ACTIVITY:
Copy each line of the records below that has "entity" in it.

Component data from apps and pages:

■ ■ ■ ■

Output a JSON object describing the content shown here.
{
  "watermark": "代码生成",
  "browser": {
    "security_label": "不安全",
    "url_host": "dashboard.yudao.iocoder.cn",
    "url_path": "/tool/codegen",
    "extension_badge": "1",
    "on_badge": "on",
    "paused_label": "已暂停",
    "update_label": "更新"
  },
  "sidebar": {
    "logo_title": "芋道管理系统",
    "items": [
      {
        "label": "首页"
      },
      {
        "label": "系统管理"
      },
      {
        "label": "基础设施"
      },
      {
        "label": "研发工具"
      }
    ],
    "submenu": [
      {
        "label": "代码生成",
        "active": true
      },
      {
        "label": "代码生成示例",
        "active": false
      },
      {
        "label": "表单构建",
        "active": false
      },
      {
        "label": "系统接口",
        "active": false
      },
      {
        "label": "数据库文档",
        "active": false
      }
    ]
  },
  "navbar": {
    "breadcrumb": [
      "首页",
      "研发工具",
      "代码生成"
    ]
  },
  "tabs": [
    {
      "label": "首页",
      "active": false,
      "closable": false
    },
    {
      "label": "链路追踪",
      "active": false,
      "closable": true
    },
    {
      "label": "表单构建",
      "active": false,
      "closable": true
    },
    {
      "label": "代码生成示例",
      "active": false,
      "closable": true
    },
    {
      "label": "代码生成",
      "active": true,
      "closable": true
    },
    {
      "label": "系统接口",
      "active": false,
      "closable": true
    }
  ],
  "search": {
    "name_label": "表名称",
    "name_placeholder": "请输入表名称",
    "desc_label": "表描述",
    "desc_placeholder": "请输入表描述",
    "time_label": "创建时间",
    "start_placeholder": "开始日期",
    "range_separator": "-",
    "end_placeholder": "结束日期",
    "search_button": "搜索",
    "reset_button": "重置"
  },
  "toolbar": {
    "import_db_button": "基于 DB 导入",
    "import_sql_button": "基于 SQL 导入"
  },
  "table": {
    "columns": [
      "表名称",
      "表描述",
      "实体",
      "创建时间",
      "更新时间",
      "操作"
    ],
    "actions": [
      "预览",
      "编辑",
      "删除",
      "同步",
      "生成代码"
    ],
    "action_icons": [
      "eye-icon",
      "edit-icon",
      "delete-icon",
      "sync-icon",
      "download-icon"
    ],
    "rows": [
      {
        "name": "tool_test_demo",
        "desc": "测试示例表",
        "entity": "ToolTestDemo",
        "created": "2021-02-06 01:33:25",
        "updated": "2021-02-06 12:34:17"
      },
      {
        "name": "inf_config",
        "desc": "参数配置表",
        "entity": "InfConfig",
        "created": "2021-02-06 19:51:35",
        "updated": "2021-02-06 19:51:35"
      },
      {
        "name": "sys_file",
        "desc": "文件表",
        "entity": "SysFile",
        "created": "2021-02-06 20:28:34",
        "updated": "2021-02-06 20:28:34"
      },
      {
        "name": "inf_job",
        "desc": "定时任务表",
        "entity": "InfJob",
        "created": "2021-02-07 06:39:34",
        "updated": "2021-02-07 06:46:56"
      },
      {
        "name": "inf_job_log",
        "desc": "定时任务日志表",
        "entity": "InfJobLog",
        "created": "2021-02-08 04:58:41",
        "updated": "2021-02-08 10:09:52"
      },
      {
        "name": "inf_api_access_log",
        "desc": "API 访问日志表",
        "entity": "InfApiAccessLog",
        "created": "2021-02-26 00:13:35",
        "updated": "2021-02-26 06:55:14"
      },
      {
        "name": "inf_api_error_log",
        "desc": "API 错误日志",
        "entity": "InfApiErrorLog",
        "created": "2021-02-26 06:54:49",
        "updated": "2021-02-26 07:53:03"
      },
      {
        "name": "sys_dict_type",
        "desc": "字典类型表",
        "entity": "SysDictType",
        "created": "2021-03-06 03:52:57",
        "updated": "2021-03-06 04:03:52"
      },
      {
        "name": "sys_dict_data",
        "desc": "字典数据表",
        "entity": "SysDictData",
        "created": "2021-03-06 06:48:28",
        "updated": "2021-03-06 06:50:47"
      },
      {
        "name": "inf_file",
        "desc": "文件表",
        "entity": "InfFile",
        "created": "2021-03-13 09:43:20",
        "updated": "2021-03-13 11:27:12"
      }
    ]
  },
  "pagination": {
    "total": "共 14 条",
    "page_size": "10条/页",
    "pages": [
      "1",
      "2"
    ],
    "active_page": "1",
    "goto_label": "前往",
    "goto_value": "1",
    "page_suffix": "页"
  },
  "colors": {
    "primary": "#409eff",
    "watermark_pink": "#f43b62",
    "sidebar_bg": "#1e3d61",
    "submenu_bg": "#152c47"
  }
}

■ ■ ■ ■

ANSWER:
        "entity": "ToolTestDemo",
        "entity": "InfConfig",
        "entity": "SysFile",
        "entity": "InfJob",
        "entity": "InfJobLog",
        "entity": "InfApiAccessLog",
        "entity": "InfApiErrorLog",
        "entity": "SysDictType",
        "entity": "SysDictData",
        "entity": "InfFile",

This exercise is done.